ABOUT THIS TASK => Scan the records for "text". Report each line that includes it.

::: GIVEN RECORDS :::

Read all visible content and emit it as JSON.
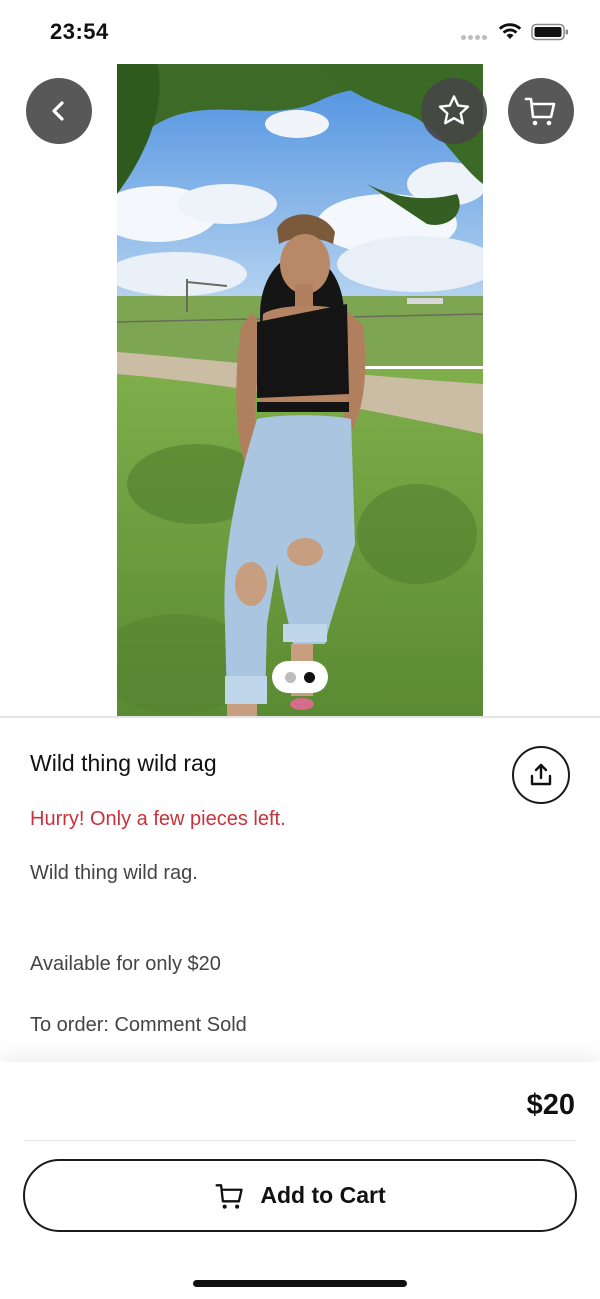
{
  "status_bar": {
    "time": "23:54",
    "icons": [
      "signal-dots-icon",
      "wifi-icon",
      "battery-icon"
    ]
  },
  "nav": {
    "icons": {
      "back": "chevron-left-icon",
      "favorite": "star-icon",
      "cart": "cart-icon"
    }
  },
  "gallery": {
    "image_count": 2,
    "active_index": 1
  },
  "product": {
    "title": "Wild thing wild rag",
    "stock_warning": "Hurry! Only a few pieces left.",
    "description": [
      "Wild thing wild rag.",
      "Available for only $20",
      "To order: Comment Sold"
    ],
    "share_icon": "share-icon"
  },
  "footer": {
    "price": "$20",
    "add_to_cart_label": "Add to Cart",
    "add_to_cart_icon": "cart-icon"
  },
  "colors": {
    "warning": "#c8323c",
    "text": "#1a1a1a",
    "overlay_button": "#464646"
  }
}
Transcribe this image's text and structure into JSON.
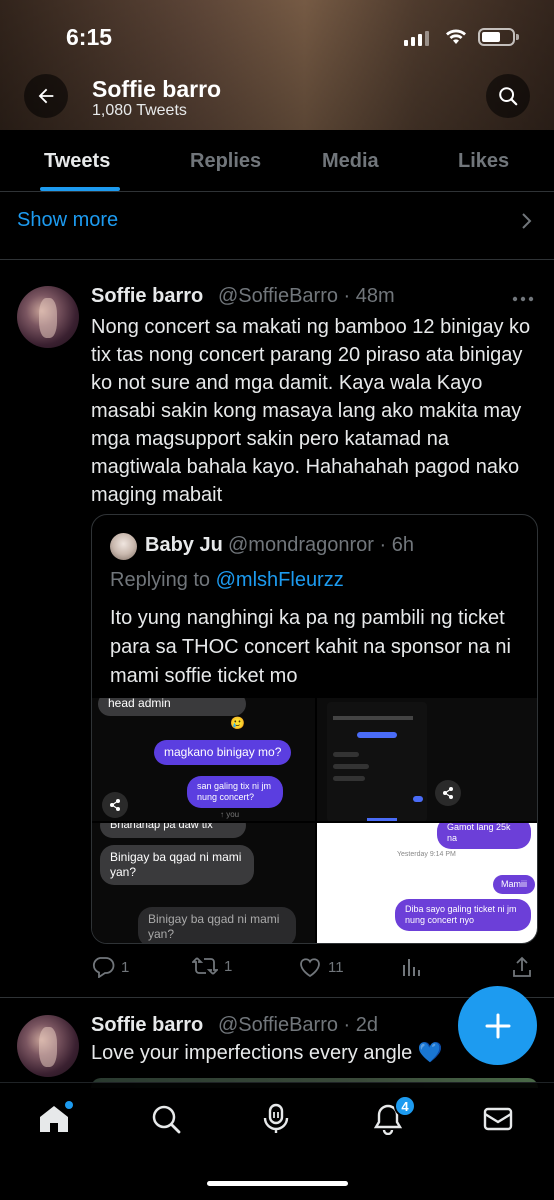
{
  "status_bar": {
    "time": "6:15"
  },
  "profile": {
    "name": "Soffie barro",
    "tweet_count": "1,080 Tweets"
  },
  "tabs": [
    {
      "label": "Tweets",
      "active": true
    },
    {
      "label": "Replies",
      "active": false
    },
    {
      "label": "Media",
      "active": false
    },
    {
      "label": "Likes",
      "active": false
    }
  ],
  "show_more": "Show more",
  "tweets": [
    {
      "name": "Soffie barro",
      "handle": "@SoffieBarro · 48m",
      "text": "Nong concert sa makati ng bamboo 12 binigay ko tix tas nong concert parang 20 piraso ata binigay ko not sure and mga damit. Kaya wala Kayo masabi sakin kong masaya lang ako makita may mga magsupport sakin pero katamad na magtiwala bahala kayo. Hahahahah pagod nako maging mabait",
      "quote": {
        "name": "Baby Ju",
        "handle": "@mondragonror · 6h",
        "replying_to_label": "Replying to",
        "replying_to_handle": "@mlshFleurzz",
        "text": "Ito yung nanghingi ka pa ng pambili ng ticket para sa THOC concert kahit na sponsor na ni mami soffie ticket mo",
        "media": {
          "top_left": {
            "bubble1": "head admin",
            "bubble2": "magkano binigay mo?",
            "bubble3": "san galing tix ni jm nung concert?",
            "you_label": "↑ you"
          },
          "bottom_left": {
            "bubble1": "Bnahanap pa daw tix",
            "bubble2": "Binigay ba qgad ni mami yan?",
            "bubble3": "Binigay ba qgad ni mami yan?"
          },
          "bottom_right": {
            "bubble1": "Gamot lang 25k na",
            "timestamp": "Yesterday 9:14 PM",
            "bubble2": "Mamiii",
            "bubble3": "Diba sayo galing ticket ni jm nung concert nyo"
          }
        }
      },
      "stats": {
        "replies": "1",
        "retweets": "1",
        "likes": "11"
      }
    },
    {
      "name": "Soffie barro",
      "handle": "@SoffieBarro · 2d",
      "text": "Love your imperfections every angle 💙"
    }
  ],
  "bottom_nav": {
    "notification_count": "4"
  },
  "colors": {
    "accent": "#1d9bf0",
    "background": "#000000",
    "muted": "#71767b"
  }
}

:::

OUTPUT FOR THIS TASK =>
    "text": "#1a1a1a",
Transcribe this image's text and structure into JSON.
      "text": "Nong concert sa makati ng bamboo 12 binigay ko tix tas nong concert parang 20 piraso ata binigay ko not sure and mga damit. Kaya wala Kayo masabi sakin kong masaya lang ako makita may mga magsupport sakin pero katamad na magtiwala bahala kayo. Hahahahah pagod nako maging mabait",
        "text": "Ito yung nanghingi ka pa ng pambili ng ticket para sa THOC concert kahit na sponsor na ni mami soffie ticket mo",
      "text": "Love your imperfections every angle 💙"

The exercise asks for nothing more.